Stay Classy, but Not Too Classy, AMC
I have some notes and concerns about the AMC huts.
The “huts” in the White Mountains are operated by the Appalachian Mountain Club (AMC) in place of regular shelters. During the summer season the huts are fully staffed with the students and recent graduates of liberal arts colleges. Running Galehead were two recent Middlebury grads and three or four others from Yale, Colby, etc. One of the Midd students had been part of the college radio station at the same time as I, though we’d only met in passing.
Wealthier travelers/tourists/hikers pay upwards of $120 a night to stay in these huts, essentially laid out like bunk-room hostels with a dining service. The price tag means the guests are generally well-to-do New Englanders or foreign tourists (an Argentinian mathematician, a retired anesthesiologist, etc.).
A long time ago the huts were noncommercial. In a place known for volatile and deadly weather conditions they served as havens for hikers and adventurers. At some point, as the Whites became a world destination, the huts expanded into the mountaintop fundraisers they are today. Thankfully they honor their original purpose by offering “work-for-stay” to a few thru-hikers every night. I did this twice. As a hiker you show up and do some odd jobs for an hour or two (I cleaned an ice chest, washed dishes, cleaned a stove) and they let you sleep on the floor of the dining room and provide leftovers (plentiful and good) from the guests’ dinner.
This situation can get a bit weird though. My first work-for-stay I had a good time, I was socially welcomed by the staff and felt appreciated. But at my second work-for-stay the staff didn’t so much as thank me; they set me to cleaning a stove and doing a mass of dishes entirely by myself. This was uncomfortable even for me, someone of the same age and background as the hut staffers. How much more uncomfortable could this be for someone very different from the staffers? I talked with several thru-hikers who felt used and unappreciated by the huts and their guests. Think of it this way: there are middle-aged adults, accomplished and proud at this hike they’re doing, showing up at a hut in the mountains to be asked by a bunch of rich kids to do their chores in return for scraps.
(The staffers being all white I would say there’s a potential race issue as well, however nearly all of the hikers also being white makes the race issue a matter of an entirely different scope.)
This is certainly not always the case, and most of the huts’ staff and guests are wonderful people. Most hikers love the opportunity to work for a good meal in the mountains.
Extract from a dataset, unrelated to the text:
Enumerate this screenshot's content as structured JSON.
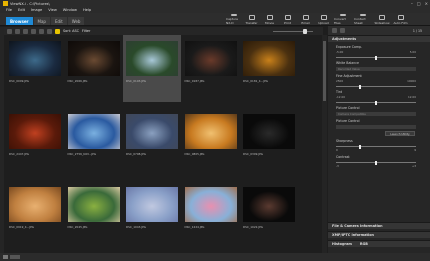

But after being in the great equalizer of nature for so many months I was unsettled by these social dynamics.
As a part of the Appalachian Trail there’s a responsibility to upholding the community spirit, the spirit of camaraderie, charity, and trust. I would hope that the AMC, being one of the primary caretakers of the trail, understood the importance of preserving the trail’s spirit, and that they would educate their hut staff as to where these thru-hikers stumbling into the huts are really coming from. Work-for-stay hikers will always want more food, but they don’t need more food; they’ve come this far and know how to ration. Many hikers want to work-for-stay to experience more of this wonderful community, whether at AMC huts or some other hostel. I think everyone has something to gain from AMC huts recognizing the potential discomfort caused by class differentiation and unappreciative staffers. Respected thru-hikers will be happy to work and will work well. The huts’ guests will appreciate the good vibes and inspiration. The staffers, encouraged to reach out to the community, will become a rewarded part of it.
Every year some forty-year-old gator wrestler with the scars and drawl to prove it will step into a hut of liberal arts grads, and everyone will be better for it; all it takes is some respect for this journey we share.
This website contains affiliate links, which means The Trek may receive a percentage of any product or service you purchase using the links in the articles or advertisements. The buyer pays the same price as they would otherwise, and your purchase helps to support The Trek's ongoing goal to serve you quality backpacking advice and information. Thanks for your support!
To learn more, please visit the About This Site page.